The team developed a series of Casual Loop Diagrams (CLD) to understand the causes, impacts and critical factors associated with WEEE collection. These were used to facilitate the  design of a reverse logistics network for the recovery of small WEEE items;

It was identified that the solution should

  • minimise the investment cost in vehicles and crew
  • minimise the weekly routeing cost whilst guaranteeing a collection service level.

Collection was identified as a critical stage for volume aggregation and where diversion of WEEE down the most appropriate treatment streams occurs (reuse or recycle).

It was determined that a successful collection system requires WEEE to be uplifted directly from a convenient location and from a staffed premises – such as a shop. Economic analsysis indicated that the proposed collection system was cost-effective and identified that the quality of returned products will directly impact on the profitability of the system.

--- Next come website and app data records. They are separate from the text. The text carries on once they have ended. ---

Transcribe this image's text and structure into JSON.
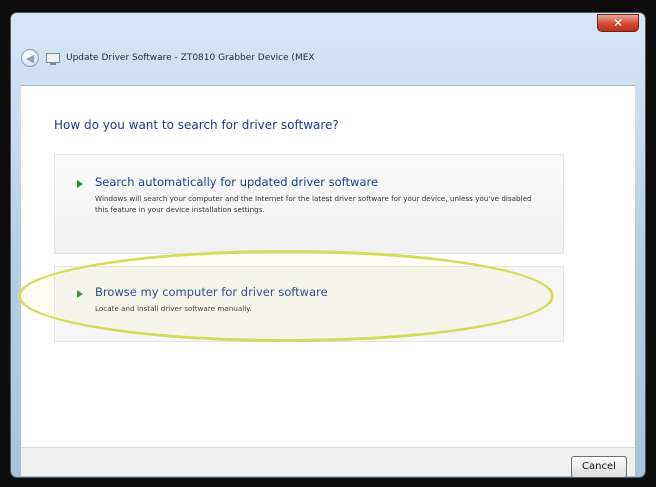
{
  "window": {
    "title": "Update Driver Software - ZT0810 Grabber Device (MEX",
    "close_glyph": "✕"
  },
  "icons": {
    "back": "back-arrow-icon",
    "device": "device-icon",
    "close": "close-icon",
    "option_arrow": "green-arrow-icon"
  },
  "content": {
    "question": "How do you want to search for driver software?",
    "options": [
      {
        "title": "Search automatically for updated driver software",
        "description": "Windows will search your computer and the Internet for the latest driver software for your device, unless you've disabled this feature in your device installation settings."
      },
      {
        "title": "Browse my computer for driver software",
        "description": "Locate and install driver software manually."
      }
    ]
  },
  "footer": {
    "cancel_label": "Cancel"
  },
  "colors": {
    "link_blue": "#1a3c8c",
    "arrow_green": "#2e8b3a",
    "highlight": "#d4dc5a",
    "close_red": "#d24a2e"
  }
}
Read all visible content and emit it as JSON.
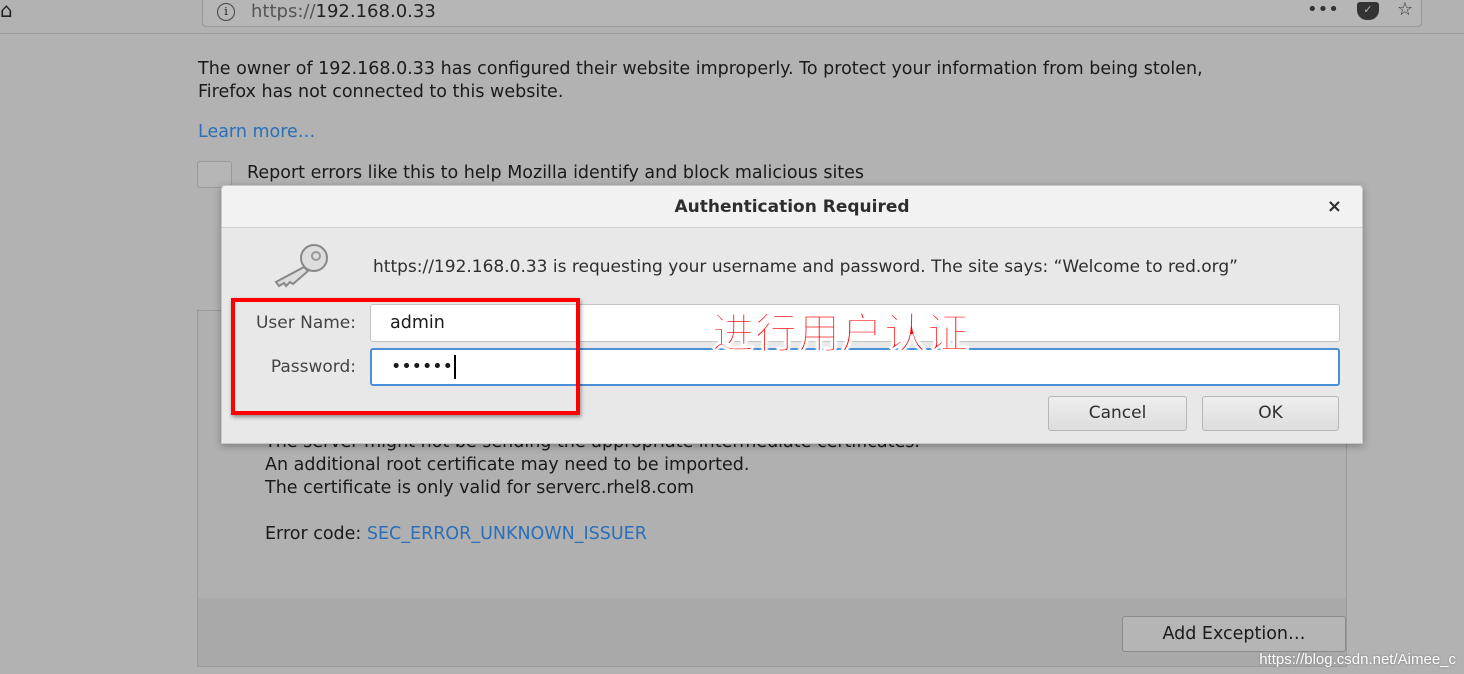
{
  "browser": {
    "url_prefix": "https://",
    "url_host": "192.168.0.33",
    "menu_icon": "•••",
    "icons": [
      "home-icon",
      "info-icon",
      "more-icon",
      "pocket-icon",
      "star-icon"
    ]
  },
  "page": {
    "intro": "The owner of 192.168.0.33 has configured their website improperly. To protect your information from being stolen, Firefox has not connected to this website.",
    "intro_line1": "The owner of 192.168.0.33 has configured their website improperly. To protect your information from being stolen,",
    "intro_line2": "Firefox has not connected to this website.",
    "learn_more": "Learn more…",
    "report_label": "Report errors like this to help Mozilla identify and block malicious sites",
    "details": [
      "The server might not be sending the appropriate intermediate certificates.",
      "An additional root certificate may need to be imported.",
      "The certificate is only valid for serverc.rhel8.com"
    ],
    "error_code_label": "Error code: ",
    "error_code": "SEC_ERROR_UNKNOWN_ISSUER",
    "add_exception": "Add Exception…"
  },
  "dialog": {
    "title": "Authentication Required",
    "close": "×",
    "message": "https://192.168.0.33 is requesting your username and password. The site says: “Welcome to red.org”",
    "username_label": "User Name:",
    "username_value": "admin",
    "password_label": "Password:",
    "password_value": "••••••",
    "cancel": "Cancel",
    "ok": "OK"
  },
  "annotation": {
    "text": "进行用户认证",
    "color": "#ff0000"
  },
  "watermark": "https://blog.csdn.net/Aimee_c"
}
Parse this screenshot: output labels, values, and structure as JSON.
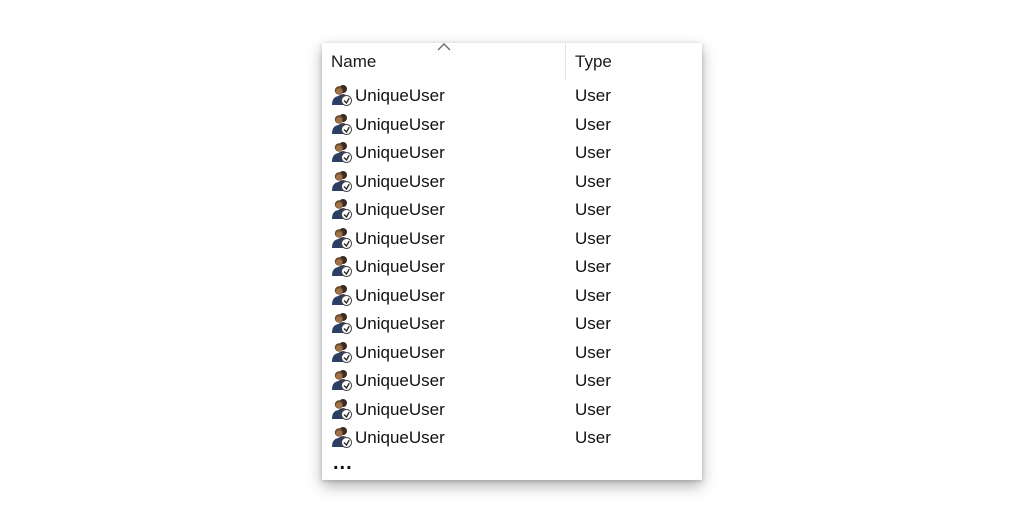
{
  "list": {
    "columns": {
      "name": "Name",
      "type": "Type"
    },
    "sort": {
      "column": "name",
      "direction": "ascending",
      "icon": "sort-up-icon"
    },
    "row_icon": "user-icon",
    "rows": [
      {
        "name": "UniqueUser",
        "type": "User"
      },
      {
        "name": "UniqueUser",
        "type": "User"
      },
      {
        "name": "UniqueUser",
        "type": "User"
      },
      {
        "name": "UniqueUser",
        "type": "User"
      },
      {
        "name": "UniqueUser",
        "type": "User"
      },
      {
        "name": "UniqueUser",
        "type": "User"
      },
      {
        "name": "UniqueUser",
        "type": "User"
      },
      {
        "name": "UniqueUser",
        "type": "User"
      },
      {
        "name": "UniqueUser",
        "type": "User"
      },
      {
        "name": "UniqueUser",
        "type": "User"
      },
      {
        "name": "UniqueUser",
        "type": "User"
      },
      {
        "name": "UniqueUser",
        "type": "User"
      },
      {
        "name": "UniqueUser",
        "type": "User"
      }
    ],
    "more_text": "..."
  }
}
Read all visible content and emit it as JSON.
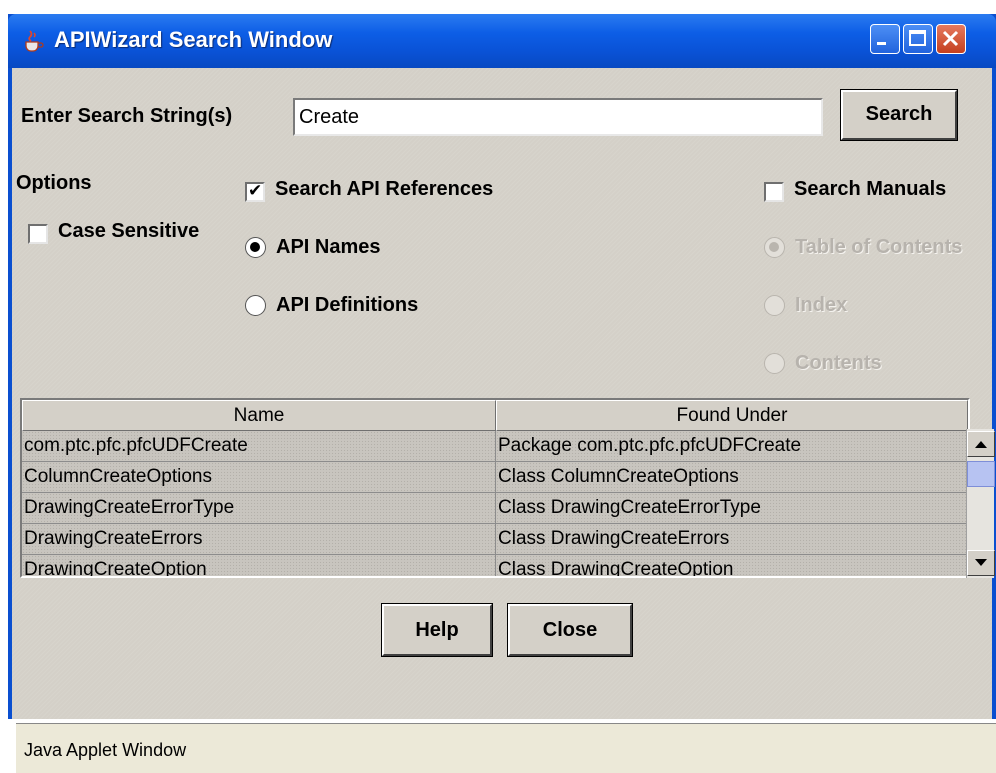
{
  "window": {
    "title": "APIWizard Search Window",
    "icon": "java-cup-icon"
  },
  "search": {
    "label": "Enter Search String(s)",
    "value": "Create",
    "button": "Search"
  },
  "options": {
    "heading": "Options",
    "case_sensitive": {
      "label": "Case Sensitive",
      "checked": false
    },
    "search_api_references": {
      "label": "Search API References",
      "checked": true
    },
    "api_names": {
      "label": "API Names",
      "selected": true
    },
    "api_definitions": {
      "label": "API Definitions",
      "selected": false
    },
    "search_manuals": {
      "label": "Search Manuals",
      "checked": false
    },
    "table_of_contents": {
      "label": "Table of Contents",
      "selected": true,
      "disabled": true
    },
    "index": {
      "label": "Index",
      "selected": false,
      "disabled": true
    },
    "contents": {
      "label": "Contents",
      "selected": false,
      "disabled": true
    }
  },
  "results": {
    "columns": [
      "Name",
      "Found Under"
    ],
    "rows": [
      [
        "com.ptc.pfc.pfcUDFCreate",
        "Package com.ptc.pfc.pfcUDFCreate"
      ],
      [
        "ColumnCreateOptions",
        "Class ColumnCreateOptions"
      ],
      [
        "DrawingCreateErrorType",
        "Class DrawingCreateErrorType"
      ],
      [
        "DrawingCreateErrors",
        "Class DrawingCreateErrors"
      ],
      [
        "DrawingCreateOption",
        "Class DrawingCreateOption"
      ]
    ]
  },
  "buttons": {
    "help": "Help",
    "close": "Close"
  },
  "status": {
    "text": "Java Applet Window"
  }
}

Menzies’s network of retailers and convenience stores can function as decentralised drop-off points to collect small WEEE. The staffed drop-off site system allows shop staff to check and segregate the returned goods as they arrive. The deposited WEEE items are then simultaneously collected by Menzies when they carry out their standard newspaper delivery, stored and transported by Menzies’ to a product recovery centre for reuse/recycling processing. This collection system will provide a convenient way for end-users to dispose of their small WEEE, whilst allowing Menzies to better utilise their normally empty back haul journeys.

Conclusion and next steps

The next stage of the project is to test the proposed collection system through a live pilot project with Menzies and their network partners. The project will determine the feasibility of integrating the collection of small WEEE within Menzies’ existing distribution network, and to the impact of the system on the return and reusability rate of the collected WEEE.

Funding from the Scottish Institute for Remanufacture enabled the initial research and has funded the pilot study of the solution due to kick off in 2018.